-- Dataset excerpts follows --

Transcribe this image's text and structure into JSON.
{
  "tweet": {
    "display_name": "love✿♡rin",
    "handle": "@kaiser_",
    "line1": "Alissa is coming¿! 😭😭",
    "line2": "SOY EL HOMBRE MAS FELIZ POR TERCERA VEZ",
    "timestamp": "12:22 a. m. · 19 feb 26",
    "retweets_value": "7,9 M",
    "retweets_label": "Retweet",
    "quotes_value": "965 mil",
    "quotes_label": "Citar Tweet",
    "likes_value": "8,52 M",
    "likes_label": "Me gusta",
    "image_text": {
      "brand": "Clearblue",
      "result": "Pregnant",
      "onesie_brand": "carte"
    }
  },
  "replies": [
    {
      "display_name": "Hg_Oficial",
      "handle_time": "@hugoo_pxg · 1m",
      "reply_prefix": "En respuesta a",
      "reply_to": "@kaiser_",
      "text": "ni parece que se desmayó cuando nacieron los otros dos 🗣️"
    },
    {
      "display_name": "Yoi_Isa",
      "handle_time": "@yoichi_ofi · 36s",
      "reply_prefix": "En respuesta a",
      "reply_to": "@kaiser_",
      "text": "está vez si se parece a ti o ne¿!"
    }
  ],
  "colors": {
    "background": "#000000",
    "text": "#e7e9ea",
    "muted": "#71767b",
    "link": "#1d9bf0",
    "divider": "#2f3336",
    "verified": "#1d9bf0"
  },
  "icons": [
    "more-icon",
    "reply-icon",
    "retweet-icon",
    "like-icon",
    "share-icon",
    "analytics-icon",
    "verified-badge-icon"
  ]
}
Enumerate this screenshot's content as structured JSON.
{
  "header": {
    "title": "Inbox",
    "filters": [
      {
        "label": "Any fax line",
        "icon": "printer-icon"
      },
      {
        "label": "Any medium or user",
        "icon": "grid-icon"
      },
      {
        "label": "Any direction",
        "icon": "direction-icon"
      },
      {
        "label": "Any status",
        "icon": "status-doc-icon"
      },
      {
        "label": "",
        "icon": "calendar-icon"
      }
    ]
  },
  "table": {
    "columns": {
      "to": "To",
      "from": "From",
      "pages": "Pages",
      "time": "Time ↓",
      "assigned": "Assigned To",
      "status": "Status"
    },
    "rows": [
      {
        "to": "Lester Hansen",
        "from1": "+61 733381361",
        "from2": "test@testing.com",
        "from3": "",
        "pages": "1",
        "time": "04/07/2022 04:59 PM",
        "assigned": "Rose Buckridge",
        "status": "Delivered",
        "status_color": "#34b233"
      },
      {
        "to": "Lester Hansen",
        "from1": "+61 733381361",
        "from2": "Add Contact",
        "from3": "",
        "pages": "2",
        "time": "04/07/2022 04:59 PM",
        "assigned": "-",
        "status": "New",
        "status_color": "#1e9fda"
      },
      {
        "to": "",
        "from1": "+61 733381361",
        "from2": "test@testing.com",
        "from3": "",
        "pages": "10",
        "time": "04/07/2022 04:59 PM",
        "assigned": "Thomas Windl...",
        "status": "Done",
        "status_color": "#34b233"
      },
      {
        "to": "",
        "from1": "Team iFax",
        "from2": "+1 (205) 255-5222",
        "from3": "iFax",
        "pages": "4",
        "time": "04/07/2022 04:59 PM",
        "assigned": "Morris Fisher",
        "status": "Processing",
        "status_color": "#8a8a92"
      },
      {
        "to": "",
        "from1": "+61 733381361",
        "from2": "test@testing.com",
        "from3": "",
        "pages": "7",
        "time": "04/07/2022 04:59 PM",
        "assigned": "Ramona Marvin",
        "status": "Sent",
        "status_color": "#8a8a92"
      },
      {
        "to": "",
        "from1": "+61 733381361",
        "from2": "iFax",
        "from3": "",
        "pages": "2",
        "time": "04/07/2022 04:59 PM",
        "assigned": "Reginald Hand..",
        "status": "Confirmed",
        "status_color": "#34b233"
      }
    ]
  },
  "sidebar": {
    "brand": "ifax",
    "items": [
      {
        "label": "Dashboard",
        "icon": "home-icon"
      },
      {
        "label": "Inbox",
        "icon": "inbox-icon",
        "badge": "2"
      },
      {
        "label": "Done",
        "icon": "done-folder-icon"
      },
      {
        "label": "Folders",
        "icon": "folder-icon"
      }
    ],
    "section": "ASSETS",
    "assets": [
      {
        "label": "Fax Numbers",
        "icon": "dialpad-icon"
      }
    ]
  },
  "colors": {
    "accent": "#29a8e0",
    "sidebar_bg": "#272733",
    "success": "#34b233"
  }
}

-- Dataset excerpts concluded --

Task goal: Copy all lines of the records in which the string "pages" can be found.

Exercise output:
      "pages": "Pages",
        "pages": "1",
        "pages": "2",
        "pages": "10",
        "pages": "4",
        "pages": "7",
        "pages": "2",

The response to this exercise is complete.